Jul 15, 2021 - Sale 2576

Sale 2576 - Lot 157

Estimate: $ 300 - $ 500
Goldsmith, Elsa M. (1920-2005)
Small Archive of Original Illustrations & Designs.

Consisting of three original camera-ready watercolor illustrations for the dust jackets of Eva Bruce's Call her Rosie, New York: Ives Washburn,1942 (one watercolor sketch and the finished piece); Jack Iams's Prophet by Experience, New York: William Morrow, 1943; Dahris Martin's I Know Tunisia, New York: Ives Washburn, 1943; [and] Erna Barschak's My American Adventure, New York: Ives Washburn, 1945; [together with] tempera on board for an unidentified frozen vegetable package; six original drawings of glass and ceramic ware designed for the Belle Kogan design firm in the 1940s; a blueprint for a flashlight hand mirror designed by Goldsmith for Belle Kogan and manufactured by the Rosenbaum Glass Co. in 1946; a photograph of a ceramic sculpture; [and] four other miscellaneous sketches from the same period, sizes vary; approximately eighteen pieces, most signed.

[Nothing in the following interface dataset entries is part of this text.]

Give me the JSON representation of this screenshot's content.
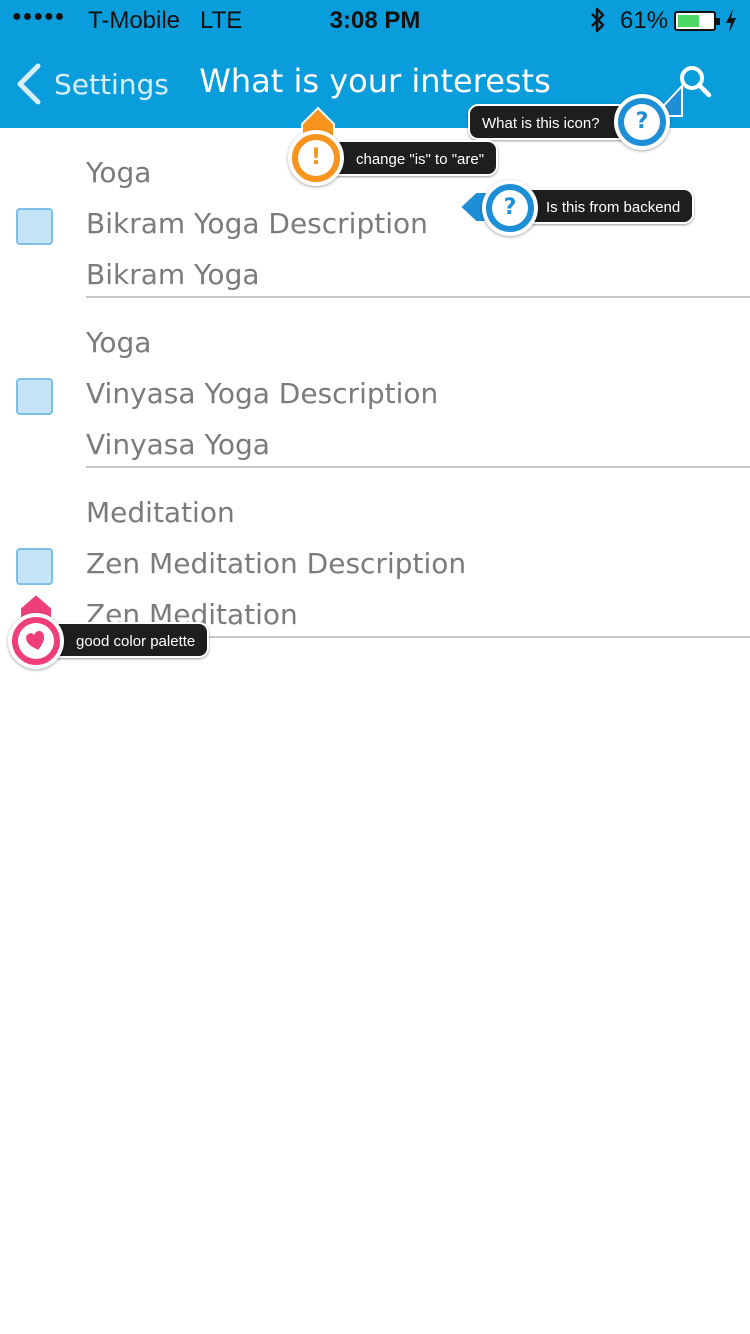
{
  "status": {
    "signal": "●●●●●",
    "carrier": "T-Mobile",
    "network": "LTE",
    "time": "3:08 PM",
    "battery_pct": "61%",
    "battery_level": 0.61
  },
  "nav": {
    "back_label": "Settings",
    "title": "What is your interests",
    "search_icon": "search-icon",
    "color": "#0a9ddb"
  },
  "items": [
    {
      "category": "Yoga",
      "description": "Bikram Yoga Description",
      "name": "Bikram Yoga",
      "checked": false
    },
    {
      "category": "Yoga",
      "description": "Vinyasa Yoga Description",
      "name": "Vinyasa Yoga",
      "checked": false
    },
    {
      "category": "Meditation",
      "description": "Zen Meditation Description",
      "name": "Zen Meditation",
      "checked": false
    }
  ],
  "annotations": {
    "icon_question": "What is this icon?",
    "grammar": "change \"is\" to \"are\"",
    "backend": "Is this from backend",
    "palette": "good color palette",
    "pin_question_mark": "?",
    "pin_exclaim_mark": "!",
    "colors": {
      "blue": "#1e8fd6",
      "orange": "#f7941d",
      "pink": "#ee3f7a"
    }
  }
}
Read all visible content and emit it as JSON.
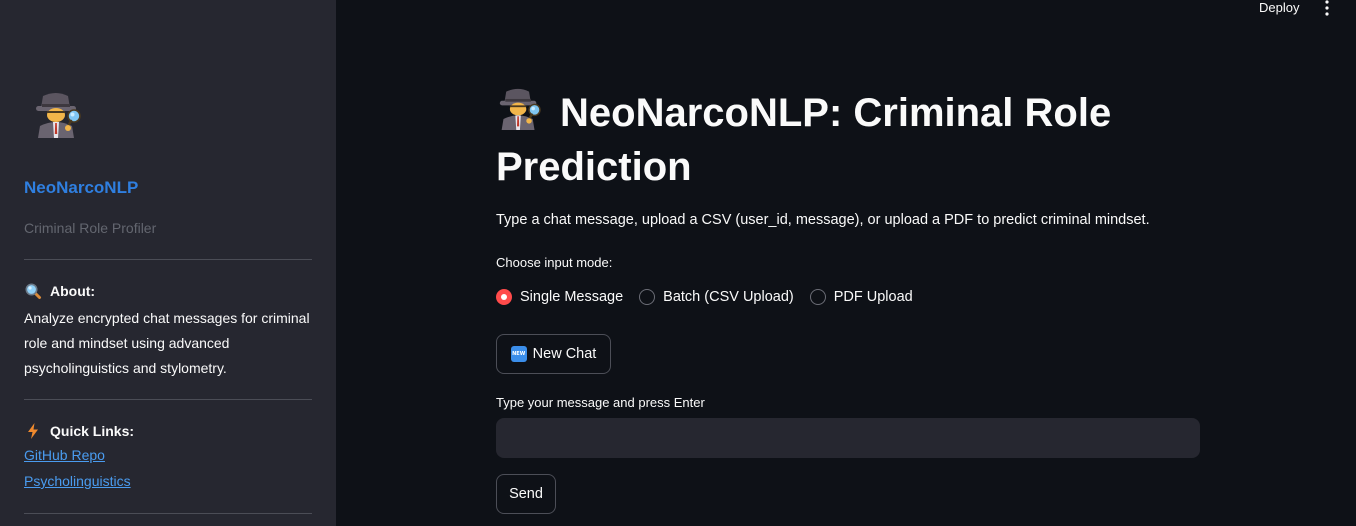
{
  "header": {
    "deploy_label": "Deploy",
    "menu_icon": "kebab-menu-icon"
  },
  "sidebar": {
    "logo_icon": "detective-icon",
    "brand": "NeoNarcoNLP",
    "subtitle": "Criminal Role Profiler",
    "about": {
      "icon": "magnifying-glass-icon",
      "title": "About:",
      "text": "Analyze encrypted chat messages for criminal role and mindset using advanced psycholinguistics and stylometry."
    },
    "quick_links": {
      "icon": "lightning-icon",
      "title": "Quick Links:",
      "links": [
        "GitHub Repo",
        "Psycholinguistics"
      ]
    }
  },
  "main": {
    "title_icon": "detective-icon",
    "title": "NeoNarcoNLP: Criminal Role Prediction",
    "intro": "Type a chat message, upload a CSV (user_id, message), or upload a PDF to predict criminal mindset.",
    "mode_label": "Choose input mode:",
    "modes": [
      "Single Message",
      "Batch (CSV Upload)",
      "PDF Upload"
    ],
    "selected_mode": "Single Message",
    "new_chat": {
      "icon": "new-badge-icon",
      "badge_text": "NEW",
      "label": "New Chat"
    },
    "input_label": "Type your message and press Enter",
    "input_value": "",
    "send_label": "Send"
  },
  "colors": {
    "sidebar_bg": "#262730",
    "main_bg": "#0e1117",
    "brand": "#2f7fe0",
    "link": "#4a9cf0",
    "radio_selected": "#ff4b4b",
    "input_bg": "#262730"
  }
}
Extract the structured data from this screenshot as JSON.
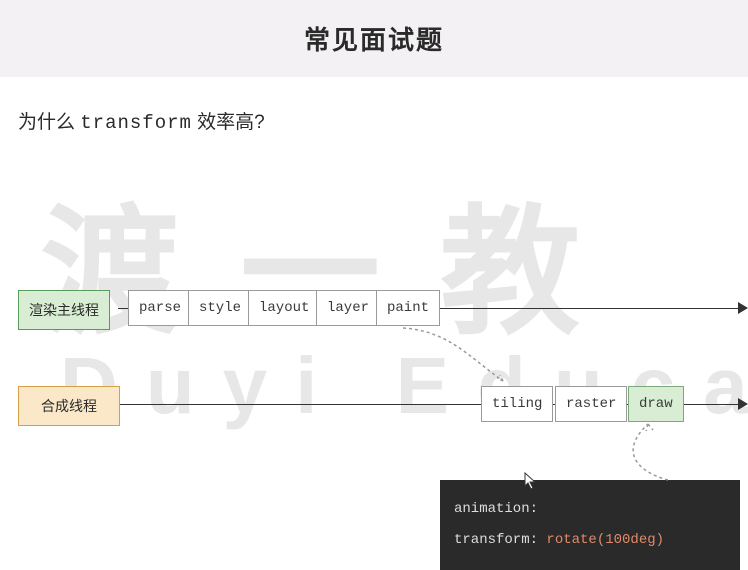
{
  "header": {
    "title": "常见面试题"
  },
  "question": {
    "prefix": "为什么 ",
    "code": "transform",
    "suffix": " 效率高?"
  },
  "watermark": {
    "cn": "渡一教",
    "en": "Duyi Educati"
  },
  "rows": {
    "main": {
      "label": "渲染主线程",
      "steps": [
        "parse",
        "style",
        "layout",
        "layer",
        "paint"
      ]
    },
    "compositor": {
      "label": "合成线程",
      "steps": [
        "tiling",
        "raster",
        "draw"
      ]
    }
  },
  "code": {
    "line1_key": "animation:",
    "line2_key": "transform:",
    "line2_val": "rotate(100deg)"
  }
}
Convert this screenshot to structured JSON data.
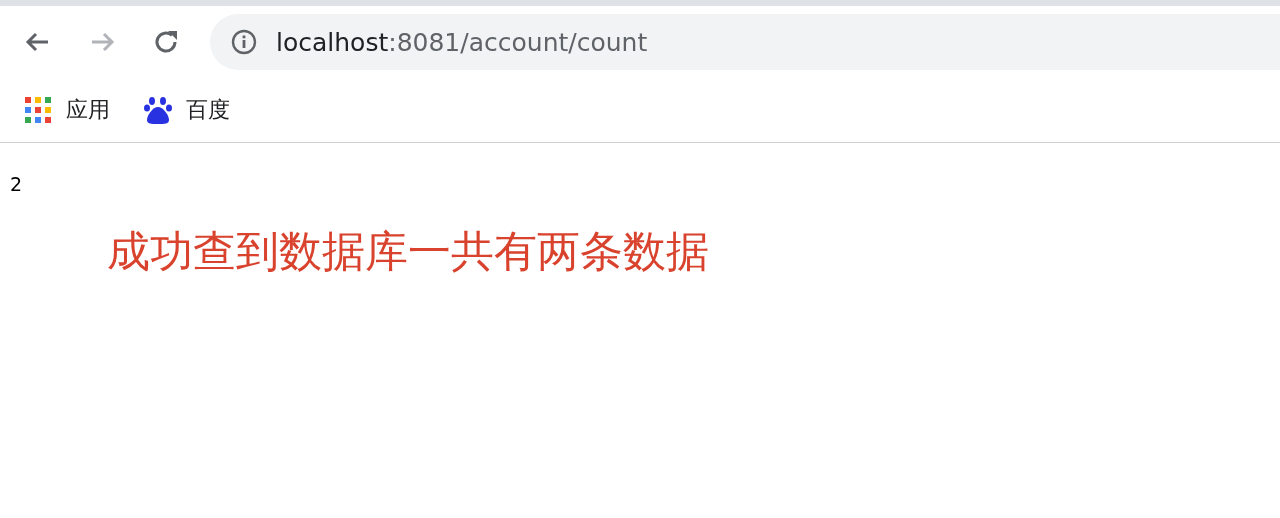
{
  "toolbar": {
    "back": {
      "disabled": false
    },
    "forward": {
      "disabled": true
    },
    "address": {
      "host": "localhost",
      "path": ":8081/account/count"
    }
  },
  "bookmarks": [
    {
      "kind": "apps",
      "label": "应用"
    },
    {
      "kind": "paw",
      "label": "百度"
    }
  ],
  "page": {
    "output": "2",
    "annotation": "成功查到数据库一共有两条数据"
  }
}
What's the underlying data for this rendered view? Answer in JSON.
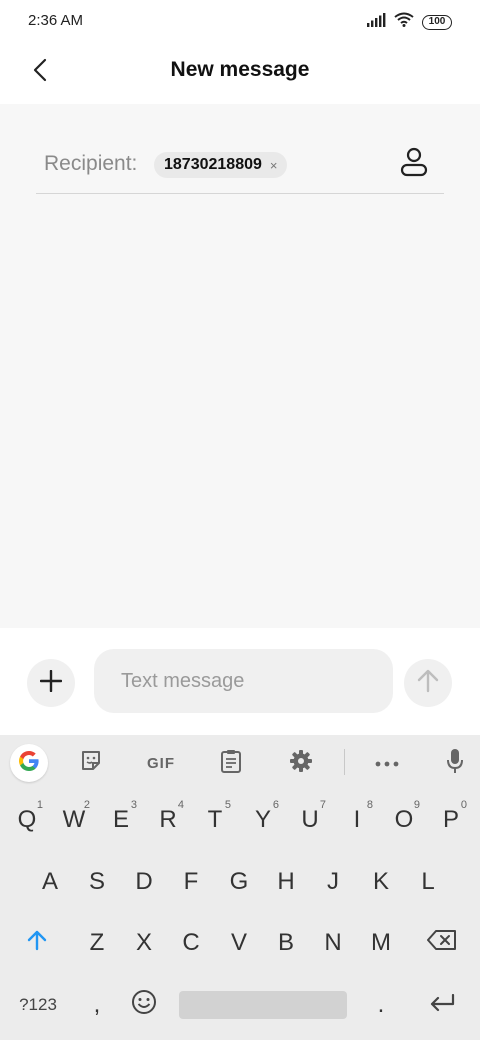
{
  "status": {
    "time": "2:36 AM",
    "battery": "100"
  },
  "header": {
    "title": "New message"
  },
  "recipient": {
    "label": "Recipient:",
    "chip_text": "18730218809",
    "chip_remove": "×"
  },
  "compose": {
    "placeholder": "Text message"
  },
  "keyboard": {
    "toolbar": {
      "gif_label": "GIF"
    },
    "row1": [
      {
        "label": "Q",
        "hint": "1"
      },
      {
        "label": "W",
        "hint": "2"
      },
      {
        "label": "E",
        "hint": "3"
      },
      {
        "label": "R",
        "hint": "4"
      },
      {
        "label": "T",
        "hint": "5"
      },
      {
        "label": "Y",
        "hint": "6"
      },
      {
        "label": "U",
        "hint": "7"
      },
      {
        "label": "I",
        "hint": "8"
      },
      {
        "label": "O",
        "hint": "9"
      },
      {
        "label": "P",
        "hint": "0"
      }
    ],
    "row2": [
      "A",
      "S",
      "D",
      "F",
      "G",
      "H",
      "J",
      "K",
      "L"
    ],
    "row3": [
      "Z",
      "X",
      "C",
      "V",
      "B",
      "N",
      "M"
    ],
    "row4": {
      "symbols": "?123",
      "comma": ",",
      "period": "."
    }
  },
  "colors": {
    "accent": "#2196f3",
    "content_bg": "#f7f7f7",
    "keyboard_bg": "#ececec"
  },
  "icons": {
    "back": "chevron-left-icon",
    "contact": "person-icon",
    "add": "plus-icon",
    "send": "arrow-up-icon",
    "google": "google-g-icon",
    "sticker": "sticker-icon",
    "clipboard": "clipboard-icon",
    "settings": "gear-icon",
    "more": "more-horizontal-icon",
    "mic": "microphone-icon",
    "shift": "shift-arrow-icon",
    "backspace": "backspace-icon",
    "emoji": "emoji-icon",
    "enter": "enter-icon"
  }
}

Goldsmith contributed the Joan of Arc portrait to the Sister Chapel project. "The Sister Chapel (1974-78) was an important collaborative installation that materialized at the height of the women's art movement. Conceived as a nonhierarchical, secular commemoration of female role models, The Sister Chapel consisted of an eighteen-foot abstract ceiling that hung above a circular arrangement of eleven monumental canvases, each depicting the standing figure of a heroic woman." It was created by a collaborative group of women artists in 1974. As a feminist conscious-raising experience, this project sought to create an alternative to the patriarchy. It is on display at Rowan University in Glassboro, New Jersey. (cf. Andrew D. Hottle's The Art of the Sister Chapel, New York: Routledge, 2016.)

Russian-born industrial designer Belle Kogan (1902-2000) is considered the Godmother of Industrial Design and one of the founders of the profession itself. She founded her eponymous design studio in New York after attending Pratt, the Art Students League of Manhattan, RISD (where she studied silver design), and NYU. She employed female designers like Goldsmith at her firm throughout its history from 1932 through 1970.